During this first season, I wanted everything to be perfect. I wanted to keep costs down. I wanted to provide the most value possible.
So when I made some of the mistakes outlined above (over estimating number of players and under estimating expenses), I ate the difference in most cases.
I also paid for many of the things that would be normal to include in team costs (game balls, practice balls, pullovers, banner, iScore, TeamSnap). That was my choice, and I hold no bitterness. Again, I wanted to do that because I wanted to keep costs down for families.
This team is my baby. I’m fine paying extra.
But that may not be the case for everyone. And going into our second season, I include many of these costs in team expenses as well.
The bottom line is that you shouldn’t take on extra expenses if you aren’t okay with it. You will only become resentful. Don’t be a martyr. Parents will understand if you need to ask for more.
But we really want to avoid asking for more — that’s why we need to plan better!
Put Someone In Charge of Fundraising
You’re the coach. Seriously, that’s enough. You don’t need to do everything!
If families want to save money on baseball expenses this season, someone needs to step up. It won’t be you. It shouldn’t be your spouse. If there is a desire for fundraising, invite a parent to be in charge of it.
If not? That’s fine! No fundraising. One less headache. But you absolutely should not be in charge of it.
What I’ve found is that if parents really want to raise money, someone will step up and take control of it. The last thing you want is to take on a new responsibility when no one is all that interested in raising funds in the first place.
Your Goal: Give Money BACK
One of my most difficult conversations this season was asking for more money. It was the worst. The parents were fine with it. But I absolutely hated it.
The funny thing is I really didn’t ask for much at all. As mentioned earlier, I already paid extra. I did everything I could to limit expenses. So when I asked for more, we’re only talking about $25 here or there. But that didn’t make me feel any better about it.
Your goal should be to overestimate so that at the end of the season, you can give parents a surprise with money back. That is much better than telling them you need more, and parents will appreciate it.
Have Someone Other Than the Coach Manage Finances
Maybe you’re an accountant, too. But my guess is that you aren’t. Don’t burden yourself with this responsibility.
Of course the question then becomes, “who?” For me, it’s easy. My wife handles my business financials. She’s much more organized than I am. She does a much better job than I could.
Whoever handles this, it needs to be someone very close to you. Someone you trust 100%. And if it’s not a family member, no matter how much you trust them there need to be several checks and balances in place to make sure that funds are being managed properly.
I guess that brings us back to why it’s so easy for the coach to take on this responsibility. If you can avoid it, though, stick to coaching.
This is way down at the bottom, but it should probably be listed first.
For our first season, none of my mistakes were a big issue because I was transparent.
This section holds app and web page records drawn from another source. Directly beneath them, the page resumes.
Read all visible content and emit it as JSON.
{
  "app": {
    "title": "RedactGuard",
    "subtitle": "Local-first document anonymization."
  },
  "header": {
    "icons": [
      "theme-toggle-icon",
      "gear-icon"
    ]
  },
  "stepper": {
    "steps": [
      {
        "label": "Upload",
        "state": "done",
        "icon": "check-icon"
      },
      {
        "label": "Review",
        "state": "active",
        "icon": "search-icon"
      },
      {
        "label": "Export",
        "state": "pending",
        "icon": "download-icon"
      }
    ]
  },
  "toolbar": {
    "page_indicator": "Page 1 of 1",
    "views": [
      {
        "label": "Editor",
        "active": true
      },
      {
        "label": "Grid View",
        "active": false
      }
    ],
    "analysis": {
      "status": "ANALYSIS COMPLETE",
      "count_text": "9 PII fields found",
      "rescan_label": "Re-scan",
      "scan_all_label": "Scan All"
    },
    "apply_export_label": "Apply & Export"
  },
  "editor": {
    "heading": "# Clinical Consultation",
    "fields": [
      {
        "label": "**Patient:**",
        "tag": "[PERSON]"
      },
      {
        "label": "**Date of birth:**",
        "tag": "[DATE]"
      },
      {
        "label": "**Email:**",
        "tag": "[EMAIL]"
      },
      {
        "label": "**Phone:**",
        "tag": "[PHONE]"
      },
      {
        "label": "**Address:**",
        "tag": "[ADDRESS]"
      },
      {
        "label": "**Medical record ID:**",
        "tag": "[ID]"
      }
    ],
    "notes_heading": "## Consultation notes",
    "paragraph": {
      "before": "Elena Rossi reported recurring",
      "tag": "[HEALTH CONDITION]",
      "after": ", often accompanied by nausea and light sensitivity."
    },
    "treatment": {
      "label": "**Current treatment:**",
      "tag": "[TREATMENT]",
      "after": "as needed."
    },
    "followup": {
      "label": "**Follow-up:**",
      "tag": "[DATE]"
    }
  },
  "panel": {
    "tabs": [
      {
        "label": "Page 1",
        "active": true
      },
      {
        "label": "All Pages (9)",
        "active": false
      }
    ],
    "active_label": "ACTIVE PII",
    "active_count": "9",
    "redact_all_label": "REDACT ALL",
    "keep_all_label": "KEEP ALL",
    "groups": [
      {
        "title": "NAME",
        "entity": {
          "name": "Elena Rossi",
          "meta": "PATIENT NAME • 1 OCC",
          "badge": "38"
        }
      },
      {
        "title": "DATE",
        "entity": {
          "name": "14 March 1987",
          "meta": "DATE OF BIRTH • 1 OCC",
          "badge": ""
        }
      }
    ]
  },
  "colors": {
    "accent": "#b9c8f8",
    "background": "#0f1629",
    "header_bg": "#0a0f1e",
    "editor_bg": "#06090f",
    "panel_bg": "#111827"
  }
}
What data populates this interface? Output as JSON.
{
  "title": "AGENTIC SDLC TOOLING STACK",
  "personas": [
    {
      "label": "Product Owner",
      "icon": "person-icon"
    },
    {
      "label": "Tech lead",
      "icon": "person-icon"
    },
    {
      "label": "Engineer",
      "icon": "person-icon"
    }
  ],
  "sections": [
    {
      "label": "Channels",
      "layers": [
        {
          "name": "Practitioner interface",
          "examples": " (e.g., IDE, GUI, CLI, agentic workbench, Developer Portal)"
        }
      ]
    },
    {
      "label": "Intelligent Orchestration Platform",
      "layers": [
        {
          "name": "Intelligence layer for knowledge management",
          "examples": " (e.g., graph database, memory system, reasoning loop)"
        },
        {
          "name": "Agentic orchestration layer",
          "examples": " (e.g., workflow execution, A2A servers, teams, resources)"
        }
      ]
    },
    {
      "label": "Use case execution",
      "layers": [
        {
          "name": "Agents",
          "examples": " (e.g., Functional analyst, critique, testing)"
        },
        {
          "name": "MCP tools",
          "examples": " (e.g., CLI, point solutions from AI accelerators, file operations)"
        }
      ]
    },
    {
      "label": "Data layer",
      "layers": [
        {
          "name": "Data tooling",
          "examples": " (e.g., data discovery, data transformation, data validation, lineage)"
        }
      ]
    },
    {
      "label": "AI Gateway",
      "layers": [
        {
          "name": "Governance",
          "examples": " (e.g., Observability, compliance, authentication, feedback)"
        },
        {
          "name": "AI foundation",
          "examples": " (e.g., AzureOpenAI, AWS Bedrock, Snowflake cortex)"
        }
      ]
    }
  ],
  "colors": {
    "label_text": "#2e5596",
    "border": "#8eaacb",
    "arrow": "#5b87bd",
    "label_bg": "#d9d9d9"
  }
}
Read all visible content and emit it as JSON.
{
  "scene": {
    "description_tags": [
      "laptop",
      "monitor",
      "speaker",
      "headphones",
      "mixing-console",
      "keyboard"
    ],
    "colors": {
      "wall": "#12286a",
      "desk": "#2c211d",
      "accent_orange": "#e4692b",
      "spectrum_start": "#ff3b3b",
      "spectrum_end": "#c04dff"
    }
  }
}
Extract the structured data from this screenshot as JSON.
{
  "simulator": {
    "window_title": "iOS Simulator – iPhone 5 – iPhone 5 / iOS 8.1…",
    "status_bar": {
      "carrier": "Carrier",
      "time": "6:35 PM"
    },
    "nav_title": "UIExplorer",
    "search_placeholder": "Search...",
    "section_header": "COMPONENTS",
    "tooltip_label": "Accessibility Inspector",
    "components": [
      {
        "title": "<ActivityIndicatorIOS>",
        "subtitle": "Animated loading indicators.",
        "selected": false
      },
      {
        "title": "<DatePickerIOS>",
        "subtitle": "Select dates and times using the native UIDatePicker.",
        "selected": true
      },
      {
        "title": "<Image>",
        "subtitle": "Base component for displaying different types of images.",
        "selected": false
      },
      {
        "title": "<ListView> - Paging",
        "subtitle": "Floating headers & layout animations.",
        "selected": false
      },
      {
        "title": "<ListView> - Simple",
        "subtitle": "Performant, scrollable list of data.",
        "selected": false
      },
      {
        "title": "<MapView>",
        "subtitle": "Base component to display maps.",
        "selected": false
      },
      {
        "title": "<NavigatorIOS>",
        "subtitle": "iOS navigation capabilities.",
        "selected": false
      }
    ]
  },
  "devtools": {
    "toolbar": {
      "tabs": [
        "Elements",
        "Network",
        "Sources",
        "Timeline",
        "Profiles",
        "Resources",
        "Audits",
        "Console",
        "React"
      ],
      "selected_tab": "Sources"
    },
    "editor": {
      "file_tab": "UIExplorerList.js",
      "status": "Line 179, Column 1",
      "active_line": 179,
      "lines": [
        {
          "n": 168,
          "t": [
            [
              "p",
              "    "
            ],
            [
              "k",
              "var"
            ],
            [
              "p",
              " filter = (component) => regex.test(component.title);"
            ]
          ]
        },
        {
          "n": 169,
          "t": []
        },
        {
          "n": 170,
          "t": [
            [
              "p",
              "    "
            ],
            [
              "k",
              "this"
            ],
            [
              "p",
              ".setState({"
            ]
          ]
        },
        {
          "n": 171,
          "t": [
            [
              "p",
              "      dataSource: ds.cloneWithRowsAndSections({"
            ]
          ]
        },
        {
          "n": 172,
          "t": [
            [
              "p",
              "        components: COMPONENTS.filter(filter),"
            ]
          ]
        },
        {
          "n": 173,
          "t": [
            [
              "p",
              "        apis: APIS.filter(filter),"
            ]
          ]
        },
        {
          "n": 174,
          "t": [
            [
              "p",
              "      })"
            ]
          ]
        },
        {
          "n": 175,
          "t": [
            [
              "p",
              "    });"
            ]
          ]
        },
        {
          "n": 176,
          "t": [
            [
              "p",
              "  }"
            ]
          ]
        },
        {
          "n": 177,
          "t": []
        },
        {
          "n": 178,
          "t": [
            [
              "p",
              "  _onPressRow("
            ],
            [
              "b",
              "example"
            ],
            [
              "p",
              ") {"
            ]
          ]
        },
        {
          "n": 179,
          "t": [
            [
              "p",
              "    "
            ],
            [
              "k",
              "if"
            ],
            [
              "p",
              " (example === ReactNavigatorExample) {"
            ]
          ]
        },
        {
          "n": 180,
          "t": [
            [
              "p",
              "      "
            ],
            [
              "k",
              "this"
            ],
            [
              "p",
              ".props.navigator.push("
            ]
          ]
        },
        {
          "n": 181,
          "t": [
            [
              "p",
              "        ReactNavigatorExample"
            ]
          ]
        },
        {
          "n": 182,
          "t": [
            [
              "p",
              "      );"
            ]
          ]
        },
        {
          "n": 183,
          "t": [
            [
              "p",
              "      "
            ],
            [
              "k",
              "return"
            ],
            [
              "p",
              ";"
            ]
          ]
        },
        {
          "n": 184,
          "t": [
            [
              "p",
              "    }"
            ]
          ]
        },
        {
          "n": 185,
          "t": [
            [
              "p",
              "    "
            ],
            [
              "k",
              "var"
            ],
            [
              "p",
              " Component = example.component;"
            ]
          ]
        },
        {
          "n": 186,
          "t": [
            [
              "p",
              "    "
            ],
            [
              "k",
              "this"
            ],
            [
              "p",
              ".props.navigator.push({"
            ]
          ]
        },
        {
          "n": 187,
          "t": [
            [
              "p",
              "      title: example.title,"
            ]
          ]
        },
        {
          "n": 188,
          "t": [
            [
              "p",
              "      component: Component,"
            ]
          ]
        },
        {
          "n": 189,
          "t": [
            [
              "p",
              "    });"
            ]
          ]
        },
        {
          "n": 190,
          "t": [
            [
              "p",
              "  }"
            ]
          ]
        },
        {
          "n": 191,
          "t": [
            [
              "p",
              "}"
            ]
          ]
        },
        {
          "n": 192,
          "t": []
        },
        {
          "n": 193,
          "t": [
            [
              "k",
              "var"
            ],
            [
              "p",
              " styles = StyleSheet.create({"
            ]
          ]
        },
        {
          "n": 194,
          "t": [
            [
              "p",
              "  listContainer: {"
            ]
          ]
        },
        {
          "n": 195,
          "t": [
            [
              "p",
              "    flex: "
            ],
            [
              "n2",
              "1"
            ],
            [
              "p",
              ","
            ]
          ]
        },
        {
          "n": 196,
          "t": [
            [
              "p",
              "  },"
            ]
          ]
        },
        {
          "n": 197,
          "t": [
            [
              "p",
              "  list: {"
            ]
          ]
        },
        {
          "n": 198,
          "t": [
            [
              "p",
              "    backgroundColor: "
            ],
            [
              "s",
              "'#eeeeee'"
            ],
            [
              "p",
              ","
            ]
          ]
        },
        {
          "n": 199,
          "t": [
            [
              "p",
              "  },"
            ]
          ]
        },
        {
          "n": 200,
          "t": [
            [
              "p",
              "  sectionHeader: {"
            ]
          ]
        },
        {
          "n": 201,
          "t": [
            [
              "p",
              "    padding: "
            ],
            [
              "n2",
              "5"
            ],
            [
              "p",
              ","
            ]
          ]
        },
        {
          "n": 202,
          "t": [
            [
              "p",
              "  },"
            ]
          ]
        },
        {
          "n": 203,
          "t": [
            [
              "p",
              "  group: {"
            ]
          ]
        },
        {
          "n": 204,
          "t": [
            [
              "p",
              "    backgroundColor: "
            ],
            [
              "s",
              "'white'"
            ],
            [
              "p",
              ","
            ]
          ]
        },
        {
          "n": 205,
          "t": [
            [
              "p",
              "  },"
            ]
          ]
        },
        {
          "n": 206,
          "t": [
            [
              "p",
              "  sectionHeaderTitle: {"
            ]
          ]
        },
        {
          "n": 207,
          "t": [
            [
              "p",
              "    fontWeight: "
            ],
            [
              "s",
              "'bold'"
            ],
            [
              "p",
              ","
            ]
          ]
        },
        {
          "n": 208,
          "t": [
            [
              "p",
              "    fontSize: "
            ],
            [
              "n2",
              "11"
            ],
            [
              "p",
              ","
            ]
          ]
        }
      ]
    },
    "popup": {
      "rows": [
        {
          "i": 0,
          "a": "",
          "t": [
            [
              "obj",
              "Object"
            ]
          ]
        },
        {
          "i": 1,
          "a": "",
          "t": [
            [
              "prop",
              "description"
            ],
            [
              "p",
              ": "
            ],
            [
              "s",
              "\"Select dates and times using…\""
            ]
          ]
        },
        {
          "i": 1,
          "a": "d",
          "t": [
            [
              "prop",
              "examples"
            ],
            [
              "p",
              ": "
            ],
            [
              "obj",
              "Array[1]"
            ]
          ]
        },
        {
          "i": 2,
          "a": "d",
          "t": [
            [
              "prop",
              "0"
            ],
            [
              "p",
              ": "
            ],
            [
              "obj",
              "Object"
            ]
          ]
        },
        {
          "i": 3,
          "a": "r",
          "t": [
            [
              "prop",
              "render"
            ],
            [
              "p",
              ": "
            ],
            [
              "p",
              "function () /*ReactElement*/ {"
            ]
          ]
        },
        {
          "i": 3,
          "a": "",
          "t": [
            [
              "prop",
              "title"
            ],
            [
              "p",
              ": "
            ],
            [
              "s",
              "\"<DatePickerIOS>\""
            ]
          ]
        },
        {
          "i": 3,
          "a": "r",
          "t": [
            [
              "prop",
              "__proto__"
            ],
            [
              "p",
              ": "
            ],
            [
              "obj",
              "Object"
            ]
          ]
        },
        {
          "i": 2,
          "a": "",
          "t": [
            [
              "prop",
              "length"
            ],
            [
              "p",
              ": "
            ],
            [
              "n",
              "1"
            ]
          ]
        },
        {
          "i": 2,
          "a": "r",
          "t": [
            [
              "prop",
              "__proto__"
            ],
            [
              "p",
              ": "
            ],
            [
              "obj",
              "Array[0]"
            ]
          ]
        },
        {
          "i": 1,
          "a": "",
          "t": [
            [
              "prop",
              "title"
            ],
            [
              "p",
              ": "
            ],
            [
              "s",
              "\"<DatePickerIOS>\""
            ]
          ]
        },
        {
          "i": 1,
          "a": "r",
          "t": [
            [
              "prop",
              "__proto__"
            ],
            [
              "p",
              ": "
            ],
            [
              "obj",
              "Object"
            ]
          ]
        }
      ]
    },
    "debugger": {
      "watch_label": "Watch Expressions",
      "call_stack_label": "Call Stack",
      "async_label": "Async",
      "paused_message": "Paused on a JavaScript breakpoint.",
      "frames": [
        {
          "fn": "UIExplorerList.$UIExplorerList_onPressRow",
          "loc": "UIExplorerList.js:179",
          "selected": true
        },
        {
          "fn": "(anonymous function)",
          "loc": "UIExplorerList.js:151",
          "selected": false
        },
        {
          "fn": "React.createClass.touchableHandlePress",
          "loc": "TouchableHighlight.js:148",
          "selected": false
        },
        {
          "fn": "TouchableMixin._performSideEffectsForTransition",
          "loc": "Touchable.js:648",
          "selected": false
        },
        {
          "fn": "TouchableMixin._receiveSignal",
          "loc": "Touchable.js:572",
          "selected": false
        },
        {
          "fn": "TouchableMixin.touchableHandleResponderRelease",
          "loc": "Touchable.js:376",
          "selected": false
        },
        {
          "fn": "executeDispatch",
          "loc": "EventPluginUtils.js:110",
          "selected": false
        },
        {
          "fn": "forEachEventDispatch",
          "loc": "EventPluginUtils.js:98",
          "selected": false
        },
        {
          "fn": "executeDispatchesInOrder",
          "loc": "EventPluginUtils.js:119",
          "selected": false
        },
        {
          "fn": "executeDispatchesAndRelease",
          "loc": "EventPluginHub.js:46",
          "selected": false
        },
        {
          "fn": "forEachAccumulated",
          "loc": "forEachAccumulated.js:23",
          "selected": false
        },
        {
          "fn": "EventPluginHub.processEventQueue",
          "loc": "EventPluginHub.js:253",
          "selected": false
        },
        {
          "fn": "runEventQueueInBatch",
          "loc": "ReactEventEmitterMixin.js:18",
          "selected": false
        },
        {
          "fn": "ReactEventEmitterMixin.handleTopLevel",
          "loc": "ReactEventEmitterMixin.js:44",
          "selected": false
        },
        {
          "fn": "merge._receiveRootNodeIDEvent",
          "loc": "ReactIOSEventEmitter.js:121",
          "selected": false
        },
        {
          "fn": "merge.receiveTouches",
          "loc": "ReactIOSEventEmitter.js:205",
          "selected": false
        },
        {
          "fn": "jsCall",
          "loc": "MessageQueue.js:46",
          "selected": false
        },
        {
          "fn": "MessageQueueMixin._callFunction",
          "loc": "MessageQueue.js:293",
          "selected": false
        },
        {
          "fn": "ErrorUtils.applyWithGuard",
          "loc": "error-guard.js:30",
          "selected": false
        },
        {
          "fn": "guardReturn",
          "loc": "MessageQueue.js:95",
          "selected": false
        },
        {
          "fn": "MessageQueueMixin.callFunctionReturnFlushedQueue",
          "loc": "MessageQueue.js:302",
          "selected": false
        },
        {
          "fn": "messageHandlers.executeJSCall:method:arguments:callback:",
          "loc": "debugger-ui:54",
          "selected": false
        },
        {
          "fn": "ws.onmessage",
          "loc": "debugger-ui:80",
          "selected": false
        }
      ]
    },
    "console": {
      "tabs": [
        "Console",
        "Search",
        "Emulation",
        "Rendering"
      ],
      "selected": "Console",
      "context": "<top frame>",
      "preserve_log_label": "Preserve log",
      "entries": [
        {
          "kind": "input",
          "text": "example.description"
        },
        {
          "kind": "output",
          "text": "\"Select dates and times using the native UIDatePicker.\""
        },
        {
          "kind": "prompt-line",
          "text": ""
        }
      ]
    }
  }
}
I sent out regular financial reports showing where we were, what I was spending money on and what costs would still be required.
The bottom line is that there can’t be an ounce of doubt about how the money is being handled. None. Zero. If you even give the impression that you’re hiding something, all trust is lost. The assumption is that you’re overcharging people and pocketing money.
Don’t let that happen. Be very, very clear about what everything costs, what everyone is paying and when everything is being paid for. Provide regular reports. If additional funds are required, be very clear as to why.
Ideally, any costs that end up going beyond what is expected should be a conversation among the families. This tournament or item is going to cost more than expected. If we’re going to do this, we need X number of dollars. Is everyone okay with it?
I’m still pretty new to this side of running a baseball team from the administrative side, but these are the financial lessons I’ve learned. They’ll come handy in our second season!
Anything else you’d add? Let me know in the comments below!